Article I, Section 8, Clause 5 contains the Weights and Measures Clause. It grants Congress power to “fix the Standard of Weights and Measures.” History prior to the Constitution shows that this language includes authority to adjust the calendar and measures of time. Congress exercises this power by, for example, adopting the abomination known as “Daylight Savings Time.”

The Constitution provides that congressional representatives serve for two years and senators for six. Conceivably, Congress could pass a law declaring that a year is redefined to be one hundred revolutions of the earth around the sun—what previously was a century. By extending the official year in this way, members of Congress might think they were ensconced for life. Then they could impeach and remove anyone in the executive or judicial branch who defied it—including the president.

The result would not be a dictatorship, but it would be an oligarchy.

My hypothesis is just the kind of conclusion a highly intelligent and logical mind—but one without legal or constitutional training—might reach. In fact, a somewhat similar idea was bandied about during the convention that ratified the Constitution for Massachusetts in 1788.

But in the real world of constitutional interpretation, the Weights and Measures Clause is not a hidden flaw. This is because, to the extent determinable, the Constitution’s words mean what they meant when the document was ratified.

Thus, when the Constitution uses the word “year” in describing terms of office, it means “year” as understood when the document was ratified. In other words, the period of one revolution of the earth around the sun, not one hundred.

Under the Weights and Measures Clause, Congress may change the meaning of “year” for other purposes, but not to alter the meaning of the Constitution.

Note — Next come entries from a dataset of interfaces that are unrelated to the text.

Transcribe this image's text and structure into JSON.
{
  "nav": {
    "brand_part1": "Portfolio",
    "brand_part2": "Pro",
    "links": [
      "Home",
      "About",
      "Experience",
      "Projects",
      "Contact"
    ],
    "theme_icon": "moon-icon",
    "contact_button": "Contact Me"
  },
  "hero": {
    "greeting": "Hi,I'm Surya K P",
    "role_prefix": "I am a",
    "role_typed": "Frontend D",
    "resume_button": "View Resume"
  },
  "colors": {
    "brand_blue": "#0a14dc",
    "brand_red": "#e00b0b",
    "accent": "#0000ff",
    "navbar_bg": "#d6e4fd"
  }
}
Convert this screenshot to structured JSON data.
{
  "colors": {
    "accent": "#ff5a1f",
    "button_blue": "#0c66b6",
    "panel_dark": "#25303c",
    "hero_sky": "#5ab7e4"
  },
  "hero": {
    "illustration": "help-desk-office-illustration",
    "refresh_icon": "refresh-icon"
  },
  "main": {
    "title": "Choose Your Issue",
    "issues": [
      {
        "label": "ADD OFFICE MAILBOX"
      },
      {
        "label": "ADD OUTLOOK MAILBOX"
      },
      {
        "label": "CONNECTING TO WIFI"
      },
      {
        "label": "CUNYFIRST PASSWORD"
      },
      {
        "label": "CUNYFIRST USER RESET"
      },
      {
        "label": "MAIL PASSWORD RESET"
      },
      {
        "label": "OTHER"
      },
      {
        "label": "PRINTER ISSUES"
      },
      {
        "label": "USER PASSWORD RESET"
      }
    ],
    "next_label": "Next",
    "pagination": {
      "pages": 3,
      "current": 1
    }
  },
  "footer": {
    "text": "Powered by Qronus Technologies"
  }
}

So my guess is that what Gödel thought was a flaw in the Constitution probably wasn’t.

Rob Natelson